For the past six months, Google co-founders Sergey Brin and Larry Page have been absent from the company’s all-hands TGIF meetings. That changed at the last meeting, with both Brin and Page in attendance. Many analysts are wondering why.
Previous to their six-month absence, both Brin and Page had been long-standing attendees of the weekly catch-up meetings for executives and employees of Google.
The meetings, which actually happen on Thursday so employees around the world can participate, have been a key part of Google’s workplace culture since the early days of the company.
In them, Google leaders speak to more than 100,000 employees, highlight new products and projects, make announcements, take questions and respond to cultural ripples.
For example, after the last presidential election, Brin called then-President-elect Donald Trump’s victory “offensive” at a Google TGIF meeting.
However, as Google’s public issues have grown, both co-founders have stopped showing for the meetings. Right now, Google is facing an antitrust prove from the Department of Justice as well as censorship and political bias from conservative users.
That’s not to mention internal scrutiny, including employees openly questioning the company’s role in drone footage analysis AI named Maven as well as a search project for China called Dragonfly.
Recently, YouTube, which is owned by Google, came under fire after refusing to take down videos of a conservative comedian spewing homophobic slurs at a gay Vox journalist named Carlos Maza. Many saw Brin and Page’s absence as the dodging of accountability during a period of great public scrutiny.
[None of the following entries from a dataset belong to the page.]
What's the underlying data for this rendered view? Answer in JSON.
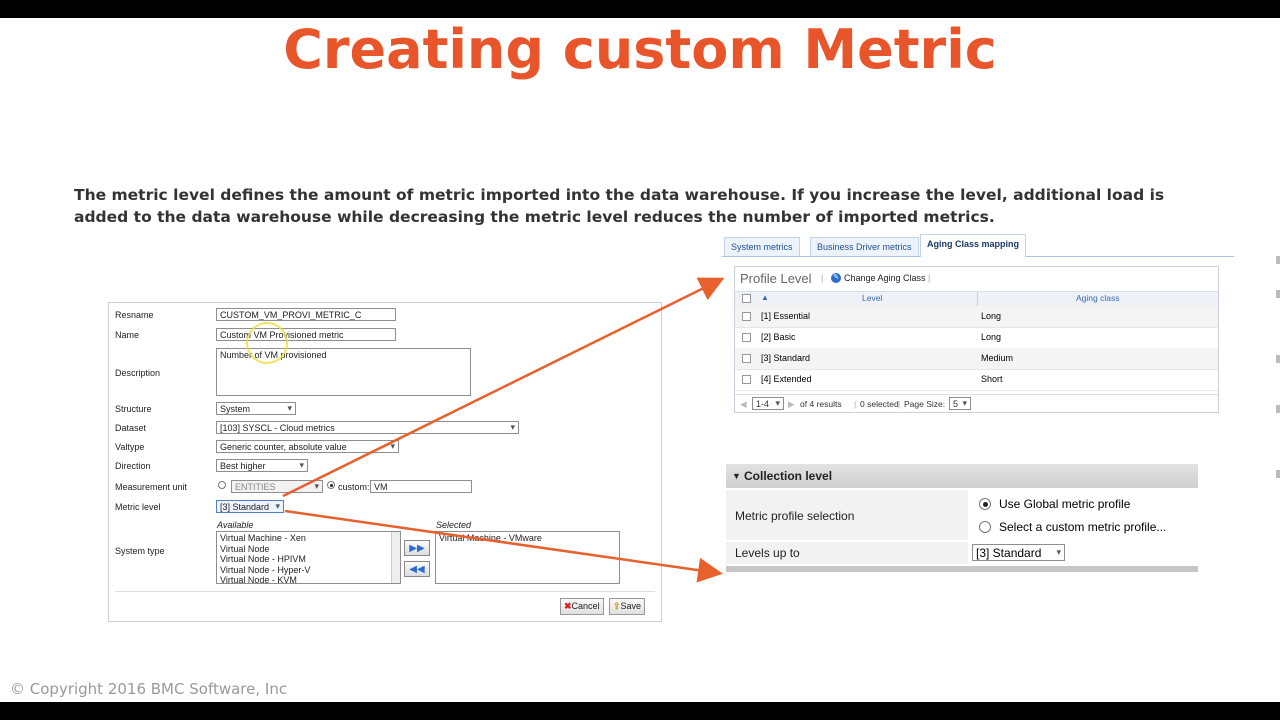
{
  "slide": {
    "title": "Creating custom Metric",
    "paragraph": "The metric level defines the amount of metric imported into the data warehouse. If you increase the level, additional load is added to the data warehouse while decreasing the metric level reduces the number of imported metrics.",
    "copyright": "© Copyright 2016 BMC Software, Inc"
  },
  "colors": {
    "title": "#e8552b",
    "arrow": "#e8602c"
  },
  "form": {
    "resname": {
      "label": "Resname",
      "value": "CUSTOM_VM_PROVI_METRIC_C"
    },
    "name": {
      "label": "Name",
      "value": "Custom VM Provisioned metric"
    },
    "description": {
      "label": "Description",
      "value": "Number of VM provisioned"
    },
    "structure": {
      "label": "Structure",
      "value": "System"
    },
    "dataset": {
      "label": "Dataset",
      "value": "[103] SYSCL - Cloud metrics"
    },
    "valtype": {
      "label": "Valtype",
      "value": "Generic counter, absolute value"
    },
    "direction": {
      "label": "Direction",
      "value": "Best higher"
    },
    "measurement_unit": {
      "label": "Measurement unit",
      "entities": "ENTITIES",
      "custom_label": "custom:",
      "custom_value": "VM"
    },
    "metric_level": {
      "label": "Metric level",
      "value": "[3] Standard"
    },
    "system_type": {
      "label": "System type",
      "available_label": "Available",
      "selected_label": "Selected",
      "available": [
        "Virtual Machine - Xen",
        "Virtual Node",
        "Virtual Node - HPIVM",
        "Virtual Node - Hyper-V",
        "Virtual Node - KVM"
      ],
      "selected": [
        "Virtual Machine - VMware"
      ]
    },
    "cancel_label": "Cancel",
    "save_label": "Save"
  },
  "aging_panel": {
    "tabs": [
      "System metrics",
      "Business Driver metrics",
      "Aging Class mapping"
    ],
    "active_tab": "Aging Class mapping",
    "header": "Profile Level",
    "action": "Change Aging Class",
    "columns": [
      "Level",
      "Aging class"
    ],
    "rows": [
      {
        "level": "[1] Essential",
        "aging": "Long"
      },
      {
        "level": "[2] Basic",
        "aging": "Long"
      },
      {
        "level": "[3] Standard",
        "aging": "Medium"
      },
      {
        "level": "[4] Extended",
        "aging": "Short"
      }
    ],
    "pager": {
      "range": "1-4",
      "of_results": "of 4 results",
      "selected": "0 selected",
      "page_size_label": "Page Size:",
      "page_size": "5"
    }
  },
  "collection": {
    "header": "Collection level",
    "metric_profile_label": "Metric profile selection",
    "option_global": "Use Global metric profile",
    "option_custom": "Select a custom metric profile...",
    "levels_label": "Levels up to",
    "levels_value": "[3] Standard"
  }
}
When they broke their silence at the May 30 meeting, they discussed cloud strategy. Other questions were handled by Head of People Operations Eileen Naughton. It is unclear whether the co-founders will continue to attend.